Problem statement: Every line of the records below that has the word "JSON" should be copied.

══════════════════════════════

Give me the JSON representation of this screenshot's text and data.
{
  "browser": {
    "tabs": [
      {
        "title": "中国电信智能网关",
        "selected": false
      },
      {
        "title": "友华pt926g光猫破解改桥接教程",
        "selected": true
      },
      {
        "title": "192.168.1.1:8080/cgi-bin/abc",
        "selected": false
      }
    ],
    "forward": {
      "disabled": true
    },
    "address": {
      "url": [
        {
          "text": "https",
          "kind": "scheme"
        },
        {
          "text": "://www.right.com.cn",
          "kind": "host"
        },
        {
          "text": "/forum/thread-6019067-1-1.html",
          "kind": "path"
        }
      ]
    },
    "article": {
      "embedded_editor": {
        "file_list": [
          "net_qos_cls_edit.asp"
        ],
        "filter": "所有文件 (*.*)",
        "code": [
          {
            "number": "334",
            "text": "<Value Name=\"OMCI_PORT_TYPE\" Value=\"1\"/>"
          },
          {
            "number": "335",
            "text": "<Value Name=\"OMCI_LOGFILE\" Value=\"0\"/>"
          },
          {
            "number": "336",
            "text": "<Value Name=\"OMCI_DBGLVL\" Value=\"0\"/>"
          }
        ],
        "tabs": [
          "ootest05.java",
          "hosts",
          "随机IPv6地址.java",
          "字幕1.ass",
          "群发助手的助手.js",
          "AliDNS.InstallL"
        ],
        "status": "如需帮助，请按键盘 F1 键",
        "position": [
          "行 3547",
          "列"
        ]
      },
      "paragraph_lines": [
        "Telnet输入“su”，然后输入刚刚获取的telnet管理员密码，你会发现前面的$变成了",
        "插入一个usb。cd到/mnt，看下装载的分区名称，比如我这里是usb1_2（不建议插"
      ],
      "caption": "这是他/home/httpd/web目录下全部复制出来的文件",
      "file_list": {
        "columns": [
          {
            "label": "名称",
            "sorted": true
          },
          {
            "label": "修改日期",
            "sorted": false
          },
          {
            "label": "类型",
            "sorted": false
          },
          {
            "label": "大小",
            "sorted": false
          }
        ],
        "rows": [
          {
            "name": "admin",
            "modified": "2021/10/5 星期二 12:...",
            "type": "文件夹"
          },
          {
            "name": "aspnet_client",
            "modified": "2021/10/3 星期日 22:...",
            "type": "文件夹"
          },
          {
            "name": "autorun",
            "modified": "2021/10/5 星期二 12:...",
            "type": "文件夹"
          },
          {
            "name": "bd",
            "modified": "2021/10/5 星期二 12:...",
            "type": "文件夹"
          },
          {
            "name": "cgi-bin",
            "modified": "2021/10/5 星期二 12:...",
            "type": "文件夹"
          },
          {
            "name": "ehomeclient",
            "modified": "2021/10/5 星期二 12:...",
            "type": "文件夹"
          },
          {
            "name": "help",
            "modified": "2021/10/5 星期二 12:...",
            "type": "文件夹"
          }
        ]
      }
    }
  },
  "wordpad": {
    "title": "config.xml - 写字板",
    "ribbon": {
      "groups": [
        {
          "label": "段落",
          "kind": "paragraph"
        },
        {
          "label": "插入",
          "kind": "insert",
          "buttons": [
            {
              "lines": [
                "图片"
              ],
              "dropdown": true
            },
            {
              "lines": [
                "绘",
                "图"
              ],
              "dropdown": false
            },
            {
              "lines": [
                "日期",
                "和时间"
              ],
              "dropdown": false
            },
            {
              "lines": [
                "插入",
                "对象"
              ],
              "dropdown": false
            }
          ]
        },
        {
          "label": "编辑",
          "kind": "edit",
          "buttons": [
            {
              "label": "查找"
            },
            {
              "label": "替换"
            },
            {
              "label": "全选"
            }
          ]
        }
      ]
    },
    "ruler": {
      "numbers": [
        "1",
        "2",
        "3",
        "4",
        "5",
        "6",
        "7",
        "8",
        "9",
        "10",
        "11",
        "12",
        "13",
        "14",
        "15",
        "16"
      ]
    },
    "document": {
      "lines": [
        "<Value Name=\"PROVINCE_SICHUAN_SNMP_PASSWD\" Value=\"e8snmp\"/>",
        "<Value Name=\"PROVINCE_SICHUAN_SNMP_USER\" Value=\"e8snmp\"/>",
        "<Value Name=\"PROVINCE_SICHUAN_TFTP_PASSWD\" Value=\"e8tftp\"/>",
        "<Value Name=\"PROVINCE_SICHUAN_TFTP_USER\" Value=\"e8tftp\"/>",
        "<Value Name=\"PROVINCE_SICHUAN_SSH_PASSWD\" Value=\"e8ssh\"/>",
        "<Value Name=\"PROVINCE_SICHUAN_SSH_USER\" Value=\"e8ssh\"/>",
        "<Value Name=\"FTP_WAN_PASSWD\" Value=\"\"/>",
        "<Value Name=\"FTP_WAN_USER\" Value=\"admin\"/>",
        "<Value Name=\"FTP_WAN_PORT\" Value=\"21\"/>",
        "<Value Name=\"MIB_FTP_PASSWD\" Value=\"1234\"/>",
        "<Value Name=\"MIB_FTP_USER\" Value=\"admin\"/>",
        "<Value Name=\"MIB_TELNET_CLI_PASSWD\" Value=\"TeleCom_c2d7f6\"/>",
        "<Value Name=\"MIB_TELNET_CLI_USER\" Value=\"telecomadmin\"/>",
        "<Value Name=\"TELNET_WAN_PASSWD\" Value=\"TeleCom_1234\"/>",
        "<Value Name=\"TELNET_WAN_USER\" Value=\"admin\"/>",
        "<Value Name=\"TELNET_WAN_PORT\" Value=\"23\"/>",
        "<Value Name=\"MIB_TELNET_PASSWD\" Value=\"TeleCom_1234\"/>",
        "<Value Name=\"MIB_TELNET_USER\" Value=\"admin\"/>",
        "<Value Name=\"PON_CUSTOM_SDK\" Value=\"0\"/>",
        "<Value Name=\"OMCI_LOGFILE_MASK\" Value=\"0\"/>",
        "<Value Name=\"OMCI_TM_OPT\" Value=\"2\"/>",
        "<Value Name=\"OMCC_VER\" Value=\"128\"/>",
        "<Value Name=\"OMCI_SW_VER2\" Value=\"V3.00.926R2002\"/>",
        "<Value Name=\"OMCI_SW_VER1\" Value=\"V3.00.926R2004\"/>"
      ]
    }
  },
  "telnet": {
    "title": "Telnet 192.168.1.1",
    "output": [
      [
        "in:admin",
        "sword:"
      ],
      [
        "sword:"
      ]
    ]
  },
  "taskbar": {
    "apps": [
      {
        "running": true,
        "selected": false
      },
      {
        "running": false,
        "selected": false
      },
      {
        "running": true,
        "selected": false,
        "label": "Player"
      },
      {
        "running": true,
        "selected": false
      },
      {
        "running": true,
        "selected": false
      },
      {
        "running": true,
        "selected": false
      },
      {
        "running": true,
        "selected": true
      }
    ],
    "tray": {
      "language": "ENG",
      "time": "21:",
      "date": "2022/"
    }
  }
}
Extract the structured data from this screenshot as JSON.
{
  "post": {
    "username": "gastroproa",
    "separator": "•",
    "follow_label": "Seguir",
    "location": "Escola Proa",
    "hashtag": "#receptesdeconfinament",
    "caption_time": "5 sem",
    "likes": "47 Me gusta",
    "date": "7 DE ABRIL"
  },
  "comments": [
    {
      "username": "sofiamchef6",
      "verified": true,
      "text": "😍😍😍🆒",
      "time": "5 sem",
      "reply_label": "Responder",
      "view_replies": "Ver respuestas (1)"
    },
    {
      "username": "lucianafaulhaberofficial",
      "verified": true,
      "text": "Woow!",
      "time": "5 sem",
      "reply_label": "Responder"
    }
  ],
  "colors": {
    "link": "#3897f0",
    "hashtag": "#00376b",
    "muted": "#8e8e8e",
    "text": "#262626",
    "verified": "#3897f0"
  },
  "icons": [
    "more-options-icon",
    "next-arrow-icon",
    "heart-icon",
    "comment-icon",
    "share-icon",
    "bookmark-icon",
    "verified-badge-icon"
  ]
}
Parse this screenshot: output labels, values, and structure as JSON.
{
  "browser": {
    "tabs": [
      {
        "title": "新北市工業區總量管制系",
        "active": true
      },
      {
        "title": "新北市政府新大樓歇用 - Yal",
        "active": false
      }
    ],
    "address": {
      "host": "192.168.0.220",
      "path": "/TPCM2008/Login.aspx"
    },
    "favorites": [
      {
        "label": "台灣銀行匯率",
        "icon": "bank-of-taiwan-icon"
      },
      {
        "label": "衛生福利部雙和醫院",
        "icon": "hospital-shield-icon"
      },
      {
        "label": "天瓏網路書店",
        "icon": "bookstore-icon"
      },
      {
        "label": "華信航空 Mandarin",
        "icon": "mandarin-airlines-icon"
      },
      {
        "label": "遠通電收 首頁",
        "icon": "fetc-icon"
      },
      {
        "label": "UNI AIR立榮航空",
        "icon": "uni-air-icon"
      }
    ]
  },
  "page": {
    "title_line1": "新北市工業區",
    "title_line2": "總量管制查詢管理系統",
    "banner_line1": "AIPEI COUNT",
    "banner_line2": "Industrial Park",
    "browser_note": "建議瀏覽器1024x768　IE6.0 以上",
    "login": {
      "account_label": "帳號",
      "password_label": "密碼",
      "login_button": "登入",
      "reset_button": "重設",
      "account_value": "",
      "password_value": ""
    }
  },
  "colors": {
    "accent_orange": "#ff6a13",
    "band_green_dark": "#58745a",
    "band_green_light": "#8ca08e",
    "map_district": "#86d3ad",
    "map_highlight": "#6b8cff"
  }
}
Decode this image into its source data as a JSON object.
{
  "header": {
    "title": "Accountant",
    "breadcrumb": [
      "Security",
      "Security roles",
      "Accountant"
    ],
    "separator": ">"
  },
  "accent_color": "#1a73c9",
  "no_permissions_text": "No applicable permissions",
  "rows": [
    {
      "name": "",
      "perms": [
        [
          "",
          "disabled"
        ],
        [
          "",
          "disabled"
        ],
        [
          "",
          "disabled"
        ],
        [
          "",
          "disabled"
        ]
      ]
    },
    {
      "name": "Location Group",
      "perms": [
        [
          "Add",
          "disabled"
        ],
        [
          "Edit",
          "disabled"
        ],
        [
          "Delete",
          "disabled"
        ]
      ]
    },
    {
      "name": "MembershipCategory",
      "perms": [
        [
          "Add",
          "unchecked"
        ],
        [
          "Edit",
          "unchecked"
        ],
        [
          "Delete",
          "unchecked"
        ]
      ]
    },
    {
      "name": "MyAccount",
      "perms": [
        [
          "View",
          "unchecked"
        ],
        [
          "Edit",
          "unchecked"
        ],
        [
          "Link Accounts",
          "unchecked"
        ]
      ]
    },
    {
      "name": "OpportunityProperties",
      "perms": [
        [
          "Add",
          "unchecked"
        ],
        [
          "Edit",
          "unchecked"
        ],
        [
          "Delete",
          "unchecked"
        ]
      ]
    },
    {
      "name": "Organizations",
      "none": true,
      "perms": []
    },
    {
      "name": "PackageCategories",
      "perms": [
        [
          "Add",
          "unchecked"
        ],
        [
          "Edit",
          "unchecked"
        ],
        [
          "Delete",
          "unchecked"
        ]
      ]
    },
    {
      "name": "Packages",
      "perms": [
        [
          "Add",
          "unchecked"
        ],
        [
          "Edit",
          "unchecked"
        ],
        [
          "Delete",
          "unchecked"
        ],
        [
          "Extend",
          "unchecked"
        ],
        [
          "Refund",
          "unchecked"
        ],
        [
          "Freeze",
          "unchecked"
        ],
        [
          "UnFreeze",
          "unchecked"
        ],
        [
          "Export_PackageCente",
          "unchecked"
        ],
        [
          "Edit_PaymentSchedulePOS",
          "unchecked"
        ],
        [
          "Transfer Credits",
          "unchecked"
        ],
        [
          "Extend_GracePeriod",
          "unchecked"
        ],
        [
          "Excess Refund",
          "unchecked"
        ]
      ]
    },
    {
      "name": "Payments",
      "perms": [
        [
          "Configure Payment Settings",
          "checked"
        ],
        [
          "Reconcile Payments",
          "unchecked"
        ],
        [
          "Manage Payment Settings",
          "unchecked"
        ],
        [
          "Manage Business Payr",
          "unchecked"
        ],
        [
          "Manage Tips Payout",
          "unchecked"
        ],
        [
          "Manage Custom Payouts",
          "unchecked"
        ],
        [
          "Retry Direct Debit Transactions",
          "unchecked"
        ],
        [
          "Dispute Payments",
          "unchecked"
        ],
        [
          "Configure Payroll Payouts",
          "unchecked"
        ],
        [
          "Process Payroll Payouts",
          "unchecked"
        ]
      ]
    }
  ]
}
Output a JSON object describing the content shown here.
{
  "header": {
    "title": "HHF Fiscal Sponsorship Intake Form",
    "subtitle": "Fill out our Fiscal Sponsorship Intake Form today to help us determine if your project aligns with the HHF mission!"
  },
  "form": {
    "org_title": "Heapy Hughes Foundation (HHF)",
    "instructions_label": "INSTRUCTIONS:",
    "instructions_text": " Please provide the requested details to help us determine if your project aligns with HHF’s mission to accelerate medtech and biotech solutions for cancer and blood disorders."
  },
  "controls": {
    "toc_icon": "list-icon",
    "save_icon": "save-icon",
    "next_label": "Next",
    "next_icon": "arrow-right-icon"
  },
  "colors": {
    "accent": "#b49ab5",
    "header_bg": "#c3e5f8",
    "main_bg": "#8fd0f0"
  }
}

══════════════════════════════

Answer below:
Give me the JSON representation of this screenshot's text and data.
Extract the structured data from this screenshot as JSON.
Parse this screenshot: output labels, values, and structure as JSON.
Decode this image into its source data as a JSON object.
Output a JSON object describing the content shown here.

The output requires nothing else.